But even though I’ve just met him, part of this is about trust. I suspect he has a story to tell. One thing I’ve encountered over and over again as a journalist is people’s desire to be heard and understood. We all relate to the world through stories, and so there is an intrinsic storyteller within all of us, yearning to portray our own version of events. If I’m ever going to understand Joe’s past, what better way to place myself in his shoes than to place myself in his chute? Maybe by skydiving with him, I can get a taste of the adrenaline rush that’s coaxed Joe Johnson into such an unconventional life.

“Remember to tilt your head back!” he yells as we brace ourselves in the plane’s doorway.

I hardly have a moment to catch my breath before he flings us into the void, both our bodies twisting midair in a backflip before Joe straightens us out and we’re dropping through the sky with our limbs spread out like flying squirrels. I’ve jumped off tall things before—oceanside cliffs, Olympic high dives—but when you’ve got nothing around you, accelerating ad infinitum, you feel the exhilaration build like a needle nudging up a car’s speedometer. It grows until I feel like I’m about to reach the adrenaline junkie’s nirvana.

But right before I reach it, Joe deploys the parachute and suddenly all is…peaceful. He steers us into a cloud.

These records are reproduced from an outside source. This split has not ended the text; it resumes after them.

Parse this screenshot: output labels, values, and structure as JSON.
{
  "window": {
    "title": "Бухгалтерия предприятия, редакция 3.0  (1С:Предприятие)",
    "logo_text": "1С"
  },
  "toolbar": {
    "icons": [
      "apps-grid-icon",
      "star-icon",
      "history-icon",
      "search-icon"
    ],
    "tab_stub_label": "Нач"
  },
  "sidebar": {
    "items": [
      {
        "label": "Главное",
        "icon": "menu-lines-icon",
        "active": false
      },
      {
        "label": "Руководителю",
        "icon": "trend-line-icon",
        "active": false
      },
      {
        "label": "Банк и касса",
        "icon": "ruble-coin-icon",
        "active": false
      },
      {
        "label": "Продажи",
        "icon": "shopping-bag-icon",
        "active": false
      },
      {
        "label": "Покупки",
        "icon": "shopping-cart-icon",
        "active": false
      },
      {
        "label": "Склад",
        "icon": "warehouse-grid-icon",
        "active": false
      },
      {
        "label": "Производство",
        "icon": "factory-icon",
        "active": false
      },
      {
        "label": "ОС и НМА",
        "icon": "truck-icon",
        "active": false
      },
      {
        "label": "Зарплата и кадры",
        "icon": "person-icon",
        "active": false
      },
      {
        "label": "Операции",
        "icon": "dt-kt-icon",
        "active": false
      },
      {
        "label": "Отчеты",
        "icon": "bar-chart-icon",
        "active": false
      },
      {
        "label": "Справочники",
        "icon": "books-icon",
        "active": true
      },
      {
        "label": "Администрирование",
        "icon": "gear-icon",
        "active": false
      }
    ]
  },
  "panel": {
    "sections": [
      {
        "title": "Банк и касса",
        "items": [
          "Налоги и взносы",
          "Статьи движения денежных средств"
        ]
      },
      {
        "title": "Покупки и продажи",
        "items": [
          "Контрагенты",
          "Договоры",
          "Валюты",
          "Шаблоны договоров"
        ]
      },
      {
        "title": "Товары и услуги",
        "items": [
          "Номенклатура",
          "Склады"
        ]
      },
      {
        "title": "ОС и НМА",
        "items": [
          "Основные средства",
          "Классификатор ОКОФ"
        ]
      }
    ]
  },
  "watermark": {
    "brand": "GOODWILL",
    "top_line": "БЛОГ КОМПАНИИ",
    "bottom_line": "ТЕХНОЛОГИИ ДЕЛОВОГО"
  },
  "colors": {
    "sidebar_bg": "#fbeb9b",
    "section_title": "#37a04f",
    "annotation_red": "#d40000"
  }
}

Sunrays poke through the cloud’s wisps, and my heartrate finally catches up with me. Joe and I drift gracefully towards the earth, and I’m flooded with feelings of gratitude, not to mention relief.

It would occur to me later that this seesaw of emotions, the intense adrenaline rush of the jump followed by the relief of pulling the chute, is a peek into what it’s like running a high stakes smuggling operation. There’s the exhilaration of risking it all—flying 900 pounds of marijuana at a time, fending off rival criminals, playing cat and mouse with cops—followed by the relief of pulling off another smuggling operation without getting caught.

Whereas Joe had been an abstract curiosity to me before (How DOES someone become a drug smuggler, rolling the dice of fate with each and every operation?), skydiving with him gave me a glimpse into his world. I kind of get it now, the emotional allure of living on the fringe of the law.


“Ugh, you okay?” Joe asks as we hit the ground. “We lost our wind there.”

Despite the hard landing, both of us are grinning. We high-five, feeling more comfortable around each other than we’d been just 30 minutes before when we took off. That rapport ended up helping immensely in my interviews with Joe. When he told me about how he got in over his head little by little, he seemed relatable.

So did many other members of the criminal enterprise I met while flying around the country to interview former black market growers, dealers, and drug mules. Time and time again, I found that if I could suspend my worldview and stretch my imagination a little, I could begin to understand how each person got sucked into such a crazy, dangerous underworld.

As the story of The Syndicate emerged, I learned that the group of college friends who formed this marijuana smuggling operation had always intended to go legal. These days, with the cannabis industry going the way of suits and venture capitalists, it’s almost easy to forget that many of the industry’s founders had backgrounds in the illegal market. They were just like members of the syndicate; the only difference is that they made a transition into the legal market before getting caught. Joe Johnson wasn’t so lucky; law enforcement eventually caught up with him. But his experiences represent many tales that have been lost to the annuls of the marijuana underground. And it was a privilege for me to be allowed to jump into their world.

Chris Walker is a Denver-based journalist and host of the new podcast, “The Syndicate,” out on all podcast platforms—including Apple Podcasts, Spotify, and Stitcher—August 11.

Chris Walker
Chris Walker
Chris writes for various sections of 5280 as well as